Plaintiff - Appellant,
PRISON HEALTH SERVICES, INC.
Defendant - Appellee.
This appeal is taken from the district court's grant of summary judgment in favor of defendant. Plaintiff brought the underlying action alleging defendant discriminated against her in violation of the Americans With Disabilities Act (ADA), 42 U.S.C. § 12101-12213. See Williams v. Prison Health Servs. Inc., 159 F. Supp. 2d 1301 (D. Kan. 2001). We have jurisdiction, and we affirm.
We review the district court's grant of summary judgment de novo. See Munoz v. St. Mary-Corwin Hosp., 221 F.3d 1160, 1164 (10th Cir. 2000).
To defeat a motion for summary judgment, plaintiff was required to go beyond the pleadings and designate specific facts showing a genuine issue for trial. See Celotex Corp. v. Catrett, 477 U.S. 317, 324 (1986). By the very terms of Fed. R. Civ. P. 56(c), "the mere existence of some alleged factual dispute between the parties will not defeat an otherwise properly supported motion for summary judgment; the requirement is that there be no genuine issue of material fact." Anderson v. Liberty Lobby, Inc., 477 U.S. 242, 247-48 (1986). Thus, a party opposing summary judgment must do more than "simply show there is some metaphysical doubt as to the material facts." Matsushita Elec. Indus. Co. v. Zenith Radio Corp., 475 U.S. 574, 586 (1986).
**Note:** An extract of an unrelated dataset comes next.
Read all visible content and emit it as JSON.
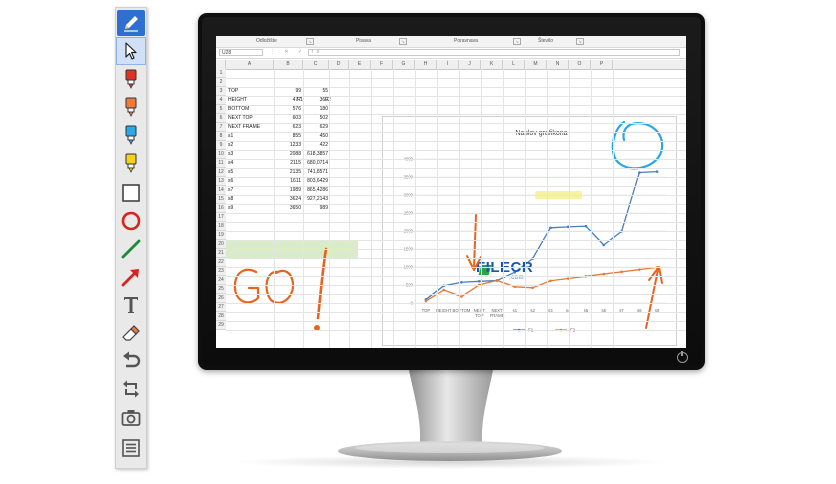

Plaintiff claims the district court erred in making a factual determination that she was responsible for the breakdown in the interactive process underlying her claim that defendant failed to reasonably accommodate her disability. In her brief, plaintiff states simply that summary judgment was inappropriate because "several issues of material fact exist." Aplt. Br. at 14. She does not elaborate on what those facts are, nor does she provide any record citation to support them. She further contends that the issue is whether defendant failed to accommodate her by "failing to act in good faith in engaging in the interactive process with [her] as [defendant] is required by the ADA." Aplt. Br. at 15. She argues, again without citation to the record, that she did not fail to provide medical information to defendant pertaining to her restrictions, id. at 16-17, and that did not allow her to return to work for nearly two months after defendant had received the physician's restrictions. Id. at 16. She does not, however, dispute the district court's determination that she was ultimately permitted to return to work or at a schedule with the specific accommodations she had requested. Williams, 159 F. Supp. 2d at 1307-08.
There is nothing in the record before this court to support plaintiff's claims that the district court erred. In fact, the appendix provided by plaintiff consists of only two documents: the district court's docket report and the decision granting summary judgment. The appellant is required to file an appendix sufficient for this court to consider and decide the issues on appeal. See 10th Cir. R. 30.1(A)(1). The contents outlined in 10th Cir. R. 10.3 (contents of record on appeal) apply equally to an appendix. The lack of a required record leaves us with no alternative but to affirm. See Morrison Knudsen Corp. v. Fireman's Fund Ins., 175 F.3d 1221, 1238 (10th Cir. 1999); see also Rios v. Bigler, 67 F.3d 1543, 1553 (10th Cir. 1995) ("It is not this court's burden to hunt down the pertinent materials. Rather, it is [p]laintiff's responsibility as the appellant to provide us with a proper record on appeal."); Scott v. Hern, 216 F.3d 897, 912 (10th Cir. 2000) ("Where the record is insufficient to permit review we must affirm.").
Entered for the Court
Senior Circuit Judge
*. This order and judgment is not binding precedent, except under the doctrines of law of the case, res judicata, and collateral estoppel. The court generally disfavors the citation of orders and judgments; nevertheless, an order and judgment may be cited under the terms and conditions of 10th Cir. R. 36.3.